The Central Bank of Nigeria (CBN) Governor, Godwin Emefiele, warned businesses and individuals against patronizing the parallel market, popularly called the black market.
He warned them to stop using black markets for foreign currency exchange, following the liquidity crisis triggered by low oil prices and a shortage of dollars.
May 19, 2020
The Central Bank of Nigeria (CBN), in its quest to stabilize Naira injected funds to the currency market through the Wholesale Secondary Market Interventions.
The auction was earlier put on hold by the CBN due to the COVID-19 pandemic and dwindling foreign exchange reserves standing at less than $34 billion.
May 18, 2020
The Central Bank of Nigeria (CBN) tasked industrial conglomerates operating in the country to support efforts of the government to grow the nation’s economy and return it to its green days.
The CBN boss warned that the apex bank would not support the importation of items that could be produced in Nigeria. According to him, the bank could not spend its foreign exchange reserves on what would not boost the economy and generate jobs for Nigerians.
May 10, 2020
The Central Bank of Nigeria (CBN) assured foreign investors that repatriating their funds from the country was secured, despite forex related revenue shortages due to the drop from the sale of crude oil globally.

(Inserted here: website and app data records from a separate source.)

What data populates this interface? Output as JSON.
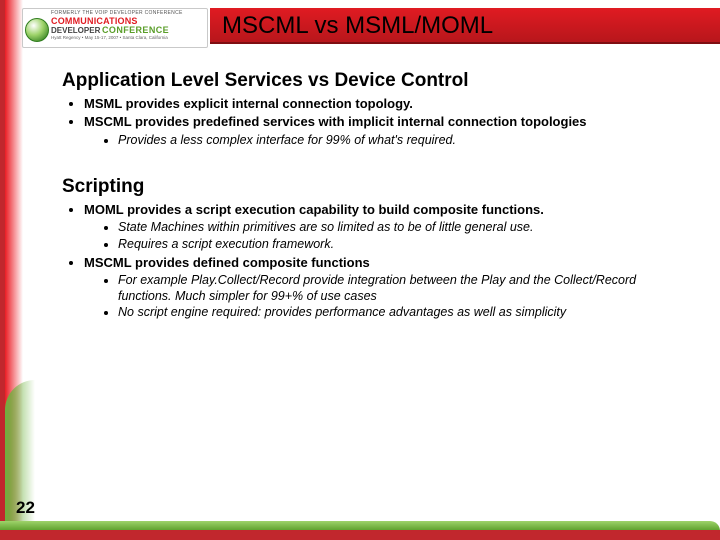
{
  "header": {
    "title": "MSCML vs MSML/MOML",
    "logo": {
      "former": "FORMERLY THE VOIP DEVELOPER CONFERENCE",
      "line1": "COMMUNICATIONS",
      "line2": "DEVELOPER",
      "line3": "CONFERENCE",
      "sub": "Hyatt Regency • May 15-17, 2007 • Santa Clara, California"
    }
  },
  "page_number": "22",
  "sections": [
    {
      "heading": "Application Level Services vs Device Control",
      "bullets": [
        {
          "text": "MSML provides explicit internal connection topology.",
          "sub": []
        },
        {
          "text": "MSCML provides predefined services with implicit internal connection topologies",
          "sub": [
            "Provides a less complex interface for 99% of what's required."
          ]
        }
      ]
    },
    {
      "heading": "Scripting",
      "bullets": [
        {
          "text": "MOML provides a script execution capability to build composite functions.",
          "sub": [
            "State Machines within primitives are so limited as to be of little general use.",
            "Requires a script execution framework."
          ]
        },
        {
          "text": "MSCML provides defined composite functions",
          "sub": [
            "For example Play.Collect/Record provide integration between the Play and the Collect/Record functions.  Much simpler for 99+% of use cases",
            "No script engine required: provides performance advantages as well as simplicity"
          ]
        }
      ]
    }
  ]
}
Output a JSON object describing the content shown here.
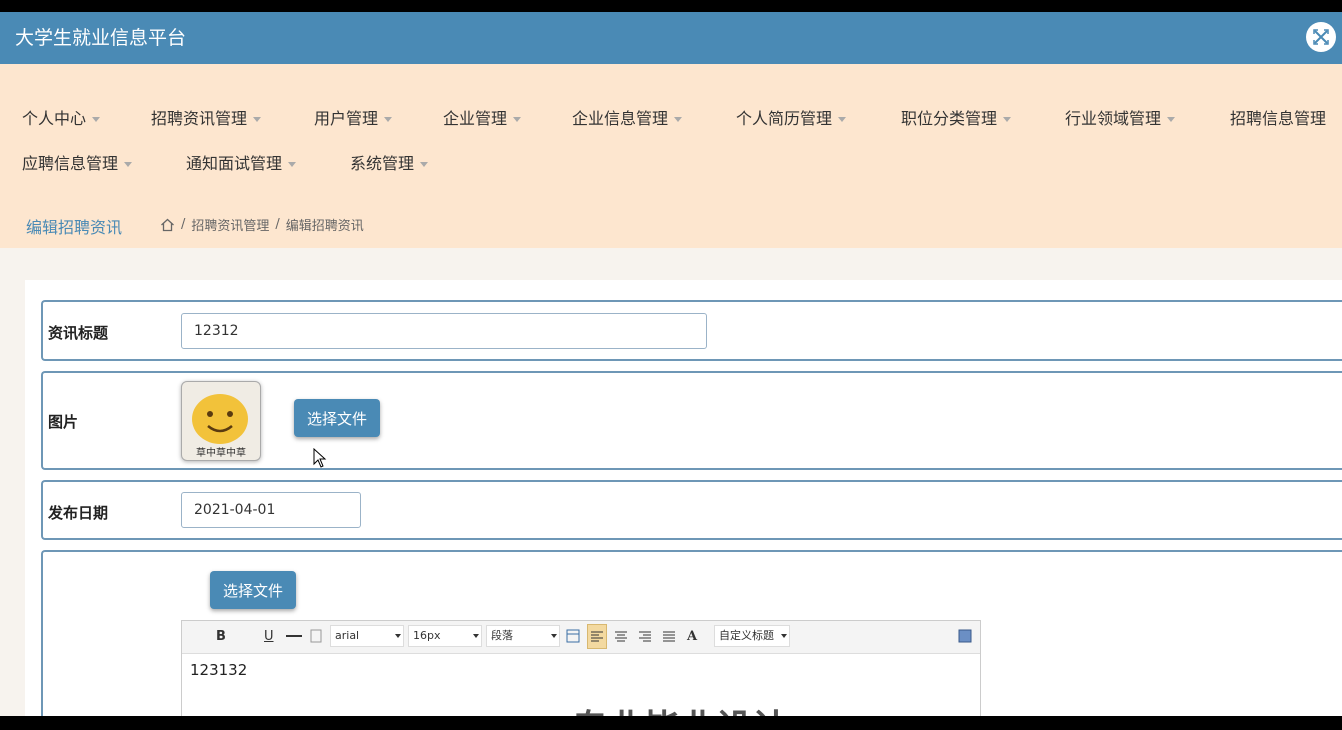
{
  "app": {
    "title": "大学生就业信息平台"
  },
  "nav": [
    {
      "label": "个人中心"
    },
    {
      "label": "招聘资讯管理"
    },
    {
      "label": "用户管理"
    },
    {
      "label": "企业管理"
    },
    {
      "label": "企业信息管理"
    },
    {
      "label": "个人简历管理"
    },
    {
      "label": "职位分类管理"
    },
    {
      "label": "行业领域管理"
    },
    {
      "label": "招聘信息管理"
    },
    {
      "label": "应聘信息管理"
    },
    {
      "label": "通知面试管理"
    },
    {
      "label": "系统管理"
    }
  ],
  "breadcrumb": {
    "title": "编辑招聘资讯",
    "sep": "/",
    "items": [
      "招聘资讯管理",
      "编辑招聘资讯"
    ]
  },
  "form": {
    "title_label": "资讯标题",
    "title_value": "12312",
    "image_label": "图片",
    "image_caption": "草中草中草",
    "image_button": "选择文件",
    "date_label": "发布日期",
    "date_value": "2021-04-01",
    "content_button": "选择文件"
  },
  "editor": {
    "bold": "B",
    "underline": "U",
    "font_family": "arial",
    "font_size": "16px",
    "paragraph": "段落",
    "font_color": "A",
    "custom_title": "自定义标题",
    "body_text": "123132",
    "heading_text": "专业毕业设计"
  },
  "colors": {
    "primary": "#4a8ab5",
    "nav_bg": "#fde6cf",
    "page_bg": "#f7f3ee"
  }
}
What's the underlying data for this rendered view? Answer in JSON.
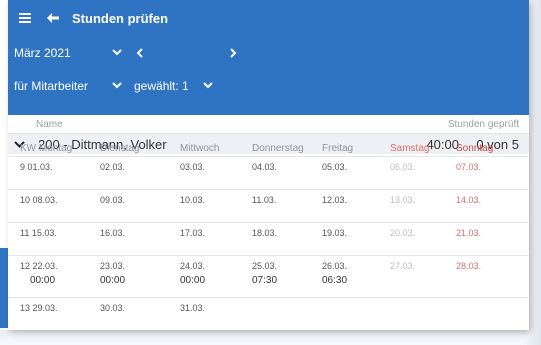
{
  "header": {
    "title": "Stunden prüfen",
    "month": "März 2021",
    "filter_label": "für Mitarbeiter",
    "selected_label": "gewählt: 1"
  },
  "table": {
    "names_header": "Name",
    "checked_header": "Stunden geprüft",
    "person": {
      "name": "200 - Dittmann, Volker",
      "hours": "40:00",
      "count": "0 von 5"
    },
    "columns": [
      "KW Montag",
      "Dienstag",
      "Mittwoch",
      "Donnerstag",
      "Freitag",
      "Samstag",
      "Sonntag"
    ],
    "rows": [
      {
        "cells": [
          "9 01.03.",
          "02.03.",
          "03.03.",
          "04.03.",
          "05.03.",
          "06.03.",
          "07.03."
        ],
        "hours": [
          "",
          "",
          "",
          "",
          "",
          "",
          ""
        ]
      },
      {
        "cells": [
          "10 08.03.",
          "09.03.",
          "10.03.",
          "11.03.",
          "12.03.",
          "13.03.",
          "14.03."
        ],
        "hours": [
          "",
          "",
          "",
          "",
          "",
          "",
          ""
        ]
      },
      {
        "cells": [
          "11 15.03.",
          "16.03.",
          "17.03.",
          "18.03.",
          "19.03.",
          "20.03.",
          "21.03."
        ],
        "hours": [
          "",
          "",
          "",
          "",
          "",
          "",
          ""
        ]
      },
      {
        "cells": [
          "12 22.03.",
          "23.03.",
          "24.03.",
          "25.03.",
          "26.03.",
          "27.03.",
          "28.03."
        ],
        "hours": [
          "00:00",
          "00:00",
          "00:00",
          "07:30",
          "06:30",
          "",
          ""
        ]
      },
      {
        "cells": [
          "13 29.03.",
          "30.03.",
          "31.03.",
          "",
          "",
          "",
          ""
        ],
        "hours": [
          "",
          "",
          "",
          "",
          "",
          "",
          ""
        ]
      }
    ]
  },
  "colors": {
    "header_bg": "#2f74c2",
    "sunday": "#d86f6f"
  },
  "icons": [
    "menu-icon",
    "back-arrow-icon",
    "chevron-down-icon",
    "chevron-left-icon",
    "chevron-right-icon"
  ]
}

In the statement, CBN Governor, Godwin Emefiele explained that the apex bank had put in place policies to ensure an orderly exit for those that might be interested in doing so and also urged investors to be patient as such repatriations were processed, owing to the Bank’s policy of orderly exit of investments.
April 29, 2020
The Central Bank of Nigeria (CBN) resumed sales of dollars to SMEs that needed foreign exchange for essential imports, as well as Nigerian students in foreign schools who needed to pay their school fees.
According to a brief statement that was signed by the CBN’s Director of Corporate Communications, Isaac Okoroafor, the apex bank provided over $100 million per week for the two categories of dollar consumers mentioned above.
April 27, 2020
CBN adjusted the exchange rate for import duty payment from N326/$ to N361/$.
With that development, the Nigeria Customs Service (NCS) was directed to effect an increase in duty payable on cargoes imported through the ports.
March 27, 2020
Central Bank of Nigeria (CBN), in a note issued to Bureau De Change operators (BDCs) in the country, suspended the sales of foreign currency for two weeks.
However, it did not affect dollar transactions in the Investors & Exporters (I&E) window. Thus, portfolio investors, as well as businesses that still required FX for foreign transactions settlement, could access the I&E window.
March 24, 2020
The CBN announced it was collaborating with the Nigerian Financial Intelligence Unit (NFIU) to uncover speculation and would charge such dealers for economic sabotage. The bank added that market fundamentals did not support devaluation.
March 22, 2020
The Central Bank of Nigeria (CBN) halted the sale of dollars to the Nigerian National Petroleum Commission (NNPC) by oil companies, including International Oil Companies (IOCs) that operated within the shores of the country.
The apex bank explained that the move to stop the sale of dollars was in line with its commitment to improving foreign exchange supply to the economy as the impact of the novel Coronavirus (COVID-19) pandemic bit harder on the economy.
March 20, 2020
Central Bank of Nigeria devalued its official exchange rate from N307/$1 to N360/$1. The apex bank reflected this change on its website, signaling a confirmation.
March 10, 2020
The Central Bank of Nigeria (CBN) fined Bureau De Change (BDC) operators over various infractions in the foreign exchange market.
Over 100 BDC operators were fined N5 million each for various infractions in the foreign exchange market.
March 12, 2020
The Central Bank of Nigeria (CBN) debunked speculations making the rounds that suggested that the naira was finally about to be devalued.
According to a statement, the apex bank blamed “unscrupulous players in the foreign exchange market” for spreading the rumour.